https://www.architectmagazine.com/technology/lighting/1999-k-st-nw_o – retrieved May 10, 2021.
In what was one of Helmut Jahn’s first great urban achievements, the 40-story office tower on an important corner in downtown Chicago was built on speculation and soon took the name of its major tenant (Xerox). The sleek and simple curtain wall of enameled off-white fluoropolymer aluminum panels and reflective glass slide over a reinforced concrete structure and around its soft postmodern corners in contrast to the modernist box.
The tower is fitted to its site where the building’s corner is exaggerated at street level with varying glaze percentages, and the white-black-silver palette of the lobby follows a diagonal pattern (also on the roof) in contrast to the exterior curvilinear design.
Silver double-glazed reflective glass pays homage to 1950’s and 1960’s Chicago modernism and the Xerox building’s closest neighbors: the kitty-corner Inland Steel Building (1954-1958, Skidmore, Owings and Merrill) and, directly across to the north, the First National (today, Chase) Bank building (1964-1969, C.F. Murphy Associates with Perkins and Will) .
Some have observed that Jahn’s curving tower may have been inspired by Louis Sullivan’s 1899 Schlesinger and Mayer department store building on State Street (what became in 1904 Carson, Pirie, Scott and Company Building and today is The Sullivan Center). The 1980 project’s original conception was for two curvilinear towers though obviously only one was constructed obfuscating and negating the original design’s uniquely bold impacts.
The glass and aluminum are arranged to alternate in horizontal bands which have modernist predecessors in Chicago and Europe. Hidden from the street view are more diagonals that cut a pattern across the roof. The building is a major transition for Jahn who, steeped in mid-20th century Modernism, harkened back to earlier 1920s modernist sources for the 55 W. Monroe (Xerox) building.
SOURCES for 55 W. Monroe:
Building Chicago: The Architectural Masterworks, John Zukowsky, New York: Rizzoli with Chicago History Museum, 2016, p. 237.
AIA Guide to Chicago, 2nd Edition, Alice Sinkevitch, Harcourt, Inc., Orlando, 2004, p. 67.
The Sky’s The Limit: A Century of Chicago Skyscrapers, Jane H. Clarke, Pauline A. Saliga, John Zukowsky, New York: Rizzoli, 1990, p. 233.

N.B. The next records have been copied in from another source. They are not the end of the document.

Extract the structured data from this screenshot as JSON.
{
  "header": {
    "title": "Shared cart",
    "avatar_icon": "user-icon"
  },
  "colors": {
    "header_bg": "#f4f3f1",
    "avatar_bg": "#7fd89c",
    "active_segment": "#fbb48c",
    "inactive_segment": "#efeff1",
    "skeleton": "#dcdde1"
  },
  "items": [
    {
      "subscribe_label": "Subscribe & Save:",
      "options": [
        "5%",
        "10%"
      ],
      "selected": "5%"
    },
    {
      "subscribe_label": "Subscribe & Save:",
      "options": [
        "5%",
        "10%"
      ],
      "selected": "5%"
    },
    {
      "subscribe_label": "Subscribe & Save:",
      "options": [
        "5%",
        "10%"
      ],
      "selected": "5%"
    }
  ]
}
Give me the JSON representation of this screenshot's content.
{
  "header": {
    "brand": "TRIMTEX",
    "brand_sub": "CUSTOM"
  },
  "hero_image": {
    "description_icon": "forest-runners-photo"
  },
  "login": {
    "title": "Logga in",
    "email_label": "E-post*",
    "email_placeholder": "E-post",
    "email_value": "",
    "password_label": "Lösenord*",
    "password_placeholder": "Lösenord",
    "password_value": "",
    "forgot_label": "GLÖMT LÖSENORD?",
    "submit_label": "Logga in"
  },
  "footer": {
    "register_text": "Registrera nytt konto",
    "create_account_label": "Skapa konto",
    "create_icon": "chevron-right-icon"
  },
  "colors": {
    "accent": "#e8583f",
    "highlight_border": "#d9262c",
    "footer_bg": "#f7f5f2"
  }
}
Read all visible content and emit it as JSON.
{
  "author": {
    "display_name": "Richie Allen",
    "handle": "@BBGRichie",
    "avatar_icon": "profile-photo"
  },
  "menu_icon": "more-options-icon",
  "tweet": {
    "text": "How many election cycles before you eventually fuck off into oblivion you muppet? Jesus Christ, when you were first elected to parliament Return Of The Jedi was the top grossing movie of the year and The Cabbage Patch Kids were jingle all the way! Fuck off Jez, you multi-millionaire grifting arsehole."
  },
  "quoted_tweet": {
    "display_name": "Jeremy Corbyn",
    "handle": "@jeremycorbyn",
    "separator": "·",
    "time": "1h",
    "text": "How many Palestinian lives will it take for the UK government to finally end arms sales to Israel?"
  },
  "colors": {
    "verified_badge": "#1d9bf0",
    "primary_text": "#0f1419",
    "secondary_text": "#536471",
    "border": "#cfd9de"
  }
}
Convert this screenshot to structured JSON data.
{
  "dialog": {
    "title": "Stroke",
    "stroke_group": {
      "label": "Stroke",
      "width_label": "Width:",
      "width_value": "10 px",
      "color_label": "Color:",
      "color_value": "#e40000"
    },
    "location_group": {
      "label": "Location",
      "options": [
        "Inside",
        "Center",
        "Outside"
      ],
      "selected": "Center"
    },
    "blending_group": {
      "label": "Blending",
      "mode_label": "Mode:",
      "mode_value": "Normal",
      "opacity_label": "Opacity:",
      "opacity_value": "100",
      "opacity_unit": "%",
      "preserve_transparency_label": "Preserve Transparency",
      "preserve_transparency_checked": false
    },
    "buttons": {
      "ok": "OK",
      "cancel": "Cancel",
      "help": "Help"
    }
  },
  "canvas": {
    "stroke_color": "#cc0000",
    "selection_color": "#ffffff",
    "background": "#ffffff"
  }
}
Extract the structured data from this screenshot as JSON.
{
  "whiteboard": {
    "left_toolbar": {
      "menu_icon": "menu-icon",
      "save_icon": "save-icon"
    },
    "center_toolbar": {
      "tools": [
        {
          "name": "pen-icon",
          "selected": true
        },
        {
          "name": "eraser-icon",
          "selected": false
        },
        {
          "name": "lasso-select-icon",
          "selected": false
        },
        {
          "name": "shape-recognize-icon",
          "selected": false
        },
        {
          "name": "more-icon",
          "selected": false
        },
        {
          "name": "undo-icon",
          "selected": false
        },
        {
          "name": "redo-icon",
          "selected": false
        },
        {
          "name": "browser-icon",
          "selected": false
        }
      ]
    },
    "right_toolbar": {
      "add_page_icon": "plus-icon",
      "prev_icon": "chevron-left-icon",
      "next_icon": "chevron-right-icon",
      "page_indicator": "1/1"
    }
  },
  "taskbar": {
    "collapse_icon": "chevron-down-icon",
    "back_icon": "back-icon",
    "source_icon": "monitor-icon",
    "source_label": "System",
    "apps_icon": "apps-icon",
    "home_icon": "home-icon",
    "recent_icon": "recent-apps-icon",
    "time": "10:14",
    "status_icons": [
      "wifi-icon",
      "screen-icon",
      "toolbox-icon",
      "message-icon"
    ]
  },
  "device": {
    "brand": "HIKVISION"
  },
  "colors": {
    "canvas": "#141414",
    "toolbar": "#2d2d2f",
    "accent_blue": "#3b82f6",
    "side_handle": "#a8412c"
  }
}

Chicago Architecture and Design, 3rd Edition, Jay Pridmore and George A. Larson. New York: Abrams, 2018, pp. 210-211.
Helmut Jahn, Nory Miller, New York: Rizzoli, 1986, pp. 76-81.